  • Accordion Museum, Museo Internazionale della Fisarmonica, Via Ciriaco Mordini, 1, Castelfidardo, 071/7808288, www.museodellafisarmonica.it.

This is one of the world’s most impressive collections, with more than 500 accordions from all over the globe displayed in Castelfidardo’s town hall.

Giancarlo Vignoni grew up in an accordion-making family, and in 1980, founded his own company to specialize in unique, artisanal accordions. From piano and diatonic accordions to unique, custom models, Fisart & Vignoni are intimately involved in every stage of production from wood selection to putting the final decorative touches on each model.

For fifty years, the Alessandrini brothers have been crafting some of Castelfidardo’s most impressive handmade accordions. They make a range of traditional chromatic, diatonic, and converter models, all by hand. In addition, they’ve combined the best of traditional and the modern, by creating a special MIDI piano accordions that can be plugged into an amplifier.

Paper of Fabriano

In the 1260s, artisans in Fabriano began crafting paper. Though paper was invented in China, by the thirteenth century it had made its way through the Middle and Near East to the shores of Italy. Some of the earliest paper-making enterprises were located in Sicily, around Naples, and in Fabriano, which remains Le Marche’s paper-making capital.

By the Renaissance, the paper of Fabriano was considered some of the best in the world, hand-selected by Italian Renaissance artists for their drawings and correspondence. Although Fabriano’s paper-making industry declined after that, it was revived at the end of the 1700s and brought to new heights as the Industrial Revolution ushered in the ability to produce paper on a large scale.

The early paper artisans of Fabriano pioneered techniques that are standard in paper-making today, including the development of the wooden hammer mill; the use of animal sizing to consolidate and prolong the life of a sheaf of paper; and watermarking, or inserting distinctive designs that appear when a sheet of paper is held to the light.

Today, the large Fabriano paper mill, owned by the Fedrigoni Group, operates several plants and paper boutiques across Italy. If you want to learn more about the history of paper-making, the Fabriano Paper and Watermark Museum is a wonderful hands-on experience, worth a trip from anywhere in central Italy. 

  • Museum of Paper and Watermarks, Museo della Carta e della Filigrana, Largo Fratelli Spacca 2, Fabriano, 0732/22334

Housed in a former convent, this museum of paper and watermarks will teach you everything you ever wanted to know about the history of paper-making.
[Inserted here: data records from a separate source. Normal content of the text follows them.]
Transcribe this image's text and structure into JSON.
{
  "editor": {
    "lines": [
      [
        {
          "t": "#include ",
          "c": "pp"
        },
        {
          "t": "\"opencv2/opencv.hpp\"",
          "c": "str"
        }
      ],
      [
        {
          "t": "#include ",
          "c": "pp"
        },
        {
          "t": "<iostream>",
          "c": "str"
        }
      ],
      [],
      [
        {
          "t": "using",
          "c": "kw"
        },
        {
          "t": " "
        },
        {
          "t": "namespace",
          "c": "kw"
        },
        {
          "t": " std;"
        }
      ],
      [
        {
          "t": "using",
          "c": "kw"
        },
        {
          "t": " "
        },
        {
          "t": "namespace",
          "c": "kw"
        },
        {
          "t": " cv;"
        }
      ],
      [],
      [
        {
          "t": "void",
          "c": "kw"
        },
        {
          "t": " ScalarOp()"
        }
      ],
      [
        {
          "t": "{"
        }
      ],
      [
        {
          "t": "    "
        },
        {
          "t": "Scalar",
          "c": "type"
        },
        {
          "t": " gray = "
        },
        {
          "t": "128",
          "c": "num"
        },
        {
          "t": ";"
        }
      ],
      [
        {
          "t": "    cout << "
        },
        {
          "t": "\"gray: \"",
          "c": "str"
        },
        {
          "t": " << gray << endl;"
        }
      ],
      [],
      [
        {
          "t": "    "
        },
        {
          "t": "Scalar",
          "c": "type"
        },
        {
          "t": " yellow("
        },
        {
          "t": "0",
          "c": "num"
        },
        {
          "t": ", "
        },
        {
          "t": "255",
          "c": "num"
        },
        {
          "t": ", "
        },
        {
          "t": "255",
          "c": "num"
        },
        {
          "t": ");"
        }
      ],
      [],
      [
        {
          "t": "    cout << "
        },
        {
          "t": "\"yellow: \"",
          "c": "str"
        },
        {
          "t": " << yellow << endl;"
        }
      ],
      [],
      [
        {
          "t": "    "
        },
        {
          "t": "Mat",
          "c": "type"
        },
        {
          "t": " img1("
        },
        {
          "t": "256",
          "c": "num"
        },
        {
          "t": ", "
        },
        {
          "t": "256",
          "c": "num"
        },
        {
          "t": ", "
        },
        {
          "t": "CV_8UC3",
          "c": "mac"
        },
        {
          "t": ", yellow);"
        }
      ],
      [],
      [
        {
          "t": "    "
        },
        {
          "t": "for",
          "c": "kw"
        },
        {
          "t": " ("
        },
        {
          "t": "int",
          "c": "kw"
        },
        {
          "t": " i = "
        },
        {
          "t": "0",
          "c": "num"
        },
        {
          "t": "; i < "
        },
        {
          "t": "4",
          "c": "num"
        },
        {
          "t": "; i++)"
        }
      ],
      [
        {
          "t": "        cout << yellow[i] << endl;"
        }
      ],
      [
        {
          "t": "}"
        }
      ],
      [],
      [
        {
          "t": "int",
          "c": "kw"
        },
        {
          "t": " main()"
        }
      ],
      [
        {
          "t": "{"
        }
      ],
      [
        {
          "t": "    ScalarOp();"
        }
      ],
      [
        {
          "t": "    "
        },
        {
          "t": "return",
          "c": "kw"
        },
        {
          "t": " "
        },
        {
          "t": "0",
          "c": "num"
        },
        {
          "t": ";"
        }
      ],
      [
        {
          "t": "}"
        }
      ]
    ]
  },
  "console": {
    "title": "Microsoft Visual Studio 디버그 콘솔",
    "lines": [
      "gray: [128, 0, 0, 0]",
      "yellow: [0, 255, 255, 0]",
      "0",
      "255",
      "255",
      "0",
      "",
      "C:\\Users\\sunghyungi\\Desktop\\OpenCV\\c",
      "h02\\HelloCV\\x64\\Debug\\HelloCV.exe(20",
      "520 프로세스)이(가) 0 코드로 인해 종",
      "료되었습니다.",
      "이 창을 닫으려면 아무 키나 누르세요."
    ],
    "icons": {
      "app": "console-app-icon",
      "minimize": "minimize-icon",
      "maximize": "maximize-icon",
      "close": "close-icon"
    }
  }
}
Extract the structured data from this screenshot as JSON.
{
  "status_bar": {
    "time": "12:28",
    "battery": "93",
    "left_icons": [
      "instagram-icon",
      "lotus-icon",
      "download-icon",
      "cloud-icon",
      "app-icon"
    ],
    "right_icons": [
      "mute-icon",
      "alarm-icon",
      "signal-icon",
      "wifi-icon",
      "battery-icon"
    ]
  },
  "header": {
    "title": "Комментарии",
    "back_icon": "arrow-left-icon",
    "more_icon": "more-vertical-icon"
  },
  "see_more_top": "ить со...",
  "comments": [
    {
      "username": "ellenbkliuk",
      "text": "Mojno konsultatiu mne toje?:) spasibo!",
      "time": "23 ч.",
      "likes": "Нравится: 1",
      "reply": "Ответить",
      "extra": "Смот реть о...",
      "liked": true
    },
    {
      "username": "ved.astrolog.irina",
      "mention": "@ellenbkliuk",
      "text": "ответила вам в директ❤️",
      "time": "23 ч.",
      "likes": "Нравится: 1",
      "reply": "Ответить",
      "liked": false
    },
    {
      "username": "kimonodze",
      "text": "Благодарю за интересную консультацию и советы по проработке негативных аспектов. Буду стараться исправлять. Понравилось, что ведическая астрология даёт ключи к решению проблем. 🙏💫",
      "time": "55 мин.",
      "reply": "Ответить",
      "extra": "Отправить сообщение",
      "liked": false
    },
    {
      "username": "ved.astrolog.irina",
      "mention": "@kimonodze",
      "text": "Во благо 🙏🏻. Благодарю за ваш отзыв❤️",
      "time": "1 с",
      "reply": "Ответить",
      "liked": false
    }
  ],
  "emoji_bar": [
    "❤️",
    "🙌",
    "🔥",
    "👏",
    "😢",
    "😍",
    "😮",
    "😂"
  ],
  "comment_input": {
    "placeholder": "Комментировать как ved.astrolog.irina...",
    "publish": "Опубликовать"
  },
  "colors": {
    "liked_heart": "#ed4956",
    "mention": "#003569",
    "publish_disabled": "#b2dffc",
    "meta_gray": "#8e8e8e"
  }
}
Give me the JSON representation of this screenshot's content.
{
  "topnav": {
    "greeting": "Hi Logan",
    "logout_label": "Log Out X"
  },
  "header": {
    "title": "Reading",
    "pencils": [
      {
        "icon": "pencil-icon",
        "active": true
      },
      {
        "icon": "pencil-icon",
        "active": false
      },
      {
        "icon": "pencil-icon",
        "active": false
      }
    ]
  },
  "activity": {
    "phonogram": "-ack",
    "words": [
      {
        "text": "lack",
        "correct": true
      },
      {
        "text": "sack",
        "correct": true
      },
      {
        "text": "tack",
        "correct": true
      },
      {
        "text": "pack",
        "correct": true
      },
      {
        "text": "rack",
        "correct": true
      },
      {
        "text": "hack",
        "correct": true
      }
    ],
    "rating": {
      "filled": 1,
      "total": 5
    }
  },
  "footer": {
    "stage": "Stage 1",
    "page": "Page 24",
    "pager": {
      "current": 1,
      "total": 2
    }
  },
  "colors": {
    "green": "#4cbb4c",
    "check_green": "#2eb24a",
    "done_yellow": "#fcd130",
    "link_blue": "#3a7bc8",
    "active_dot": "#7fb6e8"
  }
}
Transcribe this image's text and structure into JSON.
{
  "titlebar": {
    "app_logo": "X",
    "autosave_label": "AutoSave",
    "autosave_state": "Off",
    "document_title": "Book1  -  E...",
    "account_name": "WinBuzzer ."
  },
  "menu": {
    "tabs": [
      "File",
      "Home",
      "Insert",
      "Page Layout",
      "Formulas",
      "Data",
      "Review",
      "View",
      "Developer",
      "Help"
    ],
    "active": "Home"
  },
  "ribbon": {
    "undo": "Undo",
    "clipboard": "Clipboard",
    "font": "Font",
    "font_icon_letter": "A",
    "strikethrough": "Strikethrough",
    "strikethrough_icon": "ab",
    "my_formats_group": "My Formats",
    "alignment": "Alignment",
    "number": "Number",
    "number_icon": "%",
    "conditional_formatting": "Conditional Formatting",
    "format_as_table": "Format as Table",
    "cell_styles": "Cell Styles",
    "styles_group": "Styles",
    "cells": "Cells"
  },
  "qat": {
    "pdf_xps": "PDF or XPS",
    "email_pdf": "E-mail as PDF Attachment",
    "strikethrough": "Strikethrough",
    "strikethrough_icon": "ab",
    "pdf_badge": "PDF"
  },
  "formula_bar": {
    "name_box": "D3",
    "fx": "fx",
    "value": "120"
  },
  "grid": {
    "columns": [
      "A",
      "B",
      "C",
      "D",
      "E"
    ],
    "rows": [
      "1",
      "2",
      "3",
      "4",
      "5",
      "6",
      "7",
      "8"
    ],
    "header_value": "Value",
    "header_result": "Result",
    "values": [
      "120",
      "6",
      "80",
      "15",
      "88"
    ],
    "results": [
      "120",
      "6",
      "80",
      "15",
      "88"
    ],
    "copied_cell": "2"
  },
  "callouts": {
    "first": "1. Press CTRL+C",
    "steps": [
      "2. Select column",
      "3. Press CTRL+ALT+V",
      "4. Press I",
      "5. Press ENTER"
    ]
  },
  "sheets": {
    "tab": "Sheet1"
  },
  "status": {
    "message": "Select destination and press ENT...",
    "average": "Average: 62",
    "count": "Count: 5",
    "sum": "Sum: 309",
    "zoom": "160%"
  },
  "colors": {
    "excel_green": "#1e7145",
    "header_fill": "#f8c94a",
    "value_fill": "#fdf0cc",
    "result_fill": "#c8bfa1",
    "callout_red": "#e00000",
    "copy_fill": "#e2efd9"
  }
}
Sandro Tiberi opened a paper-making studio in 1999, taking his inspiration from paper artisans of centuries past. But in addition to continuing the hand-making traditions of his forebears, Tiberi also utilizes modern chip technology to make unique and innovative watermarks. Read more and see pictures of Tiberi’s work here

Laura Morelli is an art historian and historical novelist with a passion for Italy. You can find her guidebook series, including Made in Venice and Made in Italy, as well as her Venice-inspired historical novel, The Gondola Maker, in the Italy Magazine shop.